GOAL OF THE EXERCISE: Reproduce each line below without any alteration.

PROVIDED DATA:
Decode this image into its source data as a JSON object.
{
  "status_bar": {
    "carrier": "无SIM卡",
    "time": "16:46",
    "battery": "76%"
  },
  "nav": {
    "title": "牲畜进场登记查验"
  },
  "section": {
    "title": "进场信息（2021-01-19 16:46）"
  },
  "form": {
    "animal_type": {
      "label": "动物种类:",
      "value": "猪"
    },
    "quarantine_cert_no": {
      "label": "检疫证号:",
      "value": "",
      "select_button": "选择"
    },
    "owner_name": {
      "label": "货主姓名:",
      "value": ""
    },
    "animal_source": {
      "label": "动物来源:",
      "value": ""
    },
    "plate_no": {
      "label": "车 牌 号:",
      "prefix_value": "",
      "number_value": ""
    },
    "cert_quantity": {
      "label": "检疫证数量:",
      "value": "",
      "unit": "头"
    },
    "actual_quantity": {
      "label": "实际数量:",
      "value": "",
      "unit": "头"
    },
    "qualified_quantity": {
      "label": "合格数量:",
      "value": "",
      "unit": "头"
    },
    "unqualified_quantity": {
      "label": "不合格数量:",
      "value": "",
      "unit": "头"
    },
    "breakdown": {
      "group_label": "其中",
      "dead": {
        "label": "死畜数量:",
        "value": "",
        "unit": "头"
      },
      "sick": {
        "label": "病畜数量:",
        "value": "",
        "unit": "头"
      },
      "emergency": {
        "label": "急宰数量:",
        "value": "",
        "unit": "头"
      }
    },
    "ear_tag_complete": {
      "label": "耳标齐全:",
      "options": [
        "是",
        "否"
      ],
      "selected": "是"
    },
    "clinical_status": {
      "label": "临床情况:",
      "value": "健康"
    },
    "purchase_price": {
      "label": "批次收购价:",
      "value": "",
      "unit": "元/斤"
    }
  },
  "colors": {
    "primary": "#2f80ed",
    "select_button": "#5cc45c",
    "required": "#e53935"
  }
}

WRITTEN ANSWER:
Decode this image into its source data as a JSON object.
{
  "status_bar": {
    "carrier": "无SIM卡",
    "time": "16:46",
    "battery": "76%"
  },
  "nav": {
    "title": "牲畜进场登记查验"
  },
  "section": {
    "title": "进场信息（2021-01-19 16:46）"
  },
  "form": {
    "animal_type": {
      "label": "动物种类:",
      "value": "猪"
    },
    "quarantine_cert_no": {
      "label": "检疫证号:",
      "value": "",
      "select_button": "选择"
    },
    "owner_name": {
      "label": "货主姓名:",
      "value": ""
    },
    "animal_source": {
      "label": "动物来源:",
      "value": ""
    },
    "plate_no": {
      "label": "车 牌 号:",
      "prefix_value": "",
      "number_value": ""
    },
    "cert_quantity": {
      "label": "检疫证数量:",
      "value": "",
      "unit": "头"
    },
    "actual_quantity": {
      "label": "实际数量:",
      "value": "",
      "unit": "头"
    },
    "qualified_quantity": {
      "label": "合格数量:",
      "value": "",
      "unit": "头"
    },
    "unqualified_quantity": {
      "label": "不合格数量:",
      "value": "",
      "unit": "头"
    },
    "breakdown": {
      "group_label": "其中",
      "dead": {
        "label": "死畜数量:",
        "value": "",
        "unit": "头"
      },
      "sick": {
        "label": "病畜数量:",
        "value": "",
        "unit": "头"
      },
      "emergency": {
        "label": "急宰数量:",
        "value": "",
        "unit": "头"
      }
    },
    "ear_tag_complete": {
      "label": "耳标齐全:",
      "options": [
        "是",
        "否"
      ],
      "selected": "是"
    },
    "clinical_status": {
      "label": "临床情况:",
      "value": "健康"
    },
    "purchase_price": {
      "label": "批次收购价:",
      "value": "",
      "unit": "元/斤"
    }
  },
  "colors": {
    "primary": "#2f80ed",
    "select_button": "#5cc45c",
    "required": "#e53935"
  }
}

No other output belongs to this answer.